October is Eat Together, Eat Better Month. If you’re not already onboard with family meals, make a commitment to start small. Add one more family meal to your weekly schedule for a host of benefits.
Yes, it’s true! When families eat together, they eat better. Specifically, kids who eat with their families eat more fruits and vegetables. Plus, they’re more likely to be at a healthful weight and less likely to engage in disordered eating. But that’s not all. Meal time is an important time for the entire family to connect. Research tells us that when teens eat regularly with their families, the teens are at lower risk of using drugs, have better mental health and feel more connected at home. Kids tend to do better in school too!

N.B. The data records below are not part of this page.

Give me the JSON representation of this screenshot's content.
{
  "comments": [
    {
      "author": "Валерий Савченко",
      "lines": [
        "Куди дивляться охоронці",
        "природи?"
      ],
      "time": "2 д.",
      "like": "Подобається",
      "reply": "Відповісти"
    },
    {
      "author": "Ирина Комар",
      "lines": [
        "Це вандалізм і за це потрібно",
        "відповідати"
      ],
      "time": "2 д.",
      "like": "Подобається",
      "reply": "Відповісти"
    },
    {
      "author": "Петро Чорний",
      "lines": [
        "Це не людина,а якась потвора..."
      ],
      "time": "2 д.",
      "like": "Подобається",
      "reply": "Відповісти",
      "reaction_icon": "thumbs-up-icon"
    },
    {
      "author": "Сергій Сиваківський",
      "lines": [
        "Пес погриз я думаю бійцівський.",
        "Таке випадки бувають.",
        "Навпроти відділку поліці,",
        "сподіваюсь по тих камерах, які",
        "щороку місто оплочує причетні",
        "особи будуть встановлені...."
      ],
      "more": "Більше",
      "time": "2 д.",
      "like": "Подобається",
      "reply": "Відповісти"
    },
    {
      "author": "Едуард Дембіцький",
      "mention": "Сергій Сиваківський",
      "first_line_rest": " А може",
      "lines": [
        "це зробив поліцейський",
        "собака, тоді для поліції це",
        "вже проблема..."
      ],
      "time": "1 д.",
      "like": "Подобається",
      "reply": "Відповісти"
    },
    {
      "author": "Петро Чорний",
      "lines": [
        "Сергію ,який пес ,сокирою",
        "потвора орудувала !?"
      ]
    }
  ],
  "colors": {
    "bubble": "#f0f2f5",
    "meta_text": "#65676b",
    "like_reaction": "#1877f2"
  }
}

As hard as it was to put a family dinner on the table most nights, I wouldn’t have traded this important time for anything. It brought my family closer together, and it helped shape my girls’ values. They also learned about good basic nutrition. Today they know that fruits and vegetables are part of a balanced meal, that they should eat only until they are no longer hungry, and that it’s fun to try new foods and recipes.
You may already have favorite recipes passed down through the generations. If you do, keep adding to this collection. If not, start collecting right away. Here are a few that your family is sure to love.
Sharing a meal together is a sure way to bring your family closer together and to instill good eating habits. It’s worth the effort. I promise.
Jill Weisenberger, MS, RDN, CDE, FAND has worked as both a nutrition counselor and a diabetes educator in the hospital and research settings, and now in private practice in Newport News, VA. Jill is the author of Diabetes Weight Loss – Week by Week and two upcoming books, The Overworked Person’s Guide to Better Nutrition and 21 Things You Need to Know about Diabetes and Your Heart. She is a member of the Academy of Nutrition and Dietetics, the American Association of Diabetes Educators and the American Diabetes Association. Jill is a paid contributor to Sucralose.org. Follow Jill on Twitter @NutritionJill and find more at www.JillWeisenberger.com.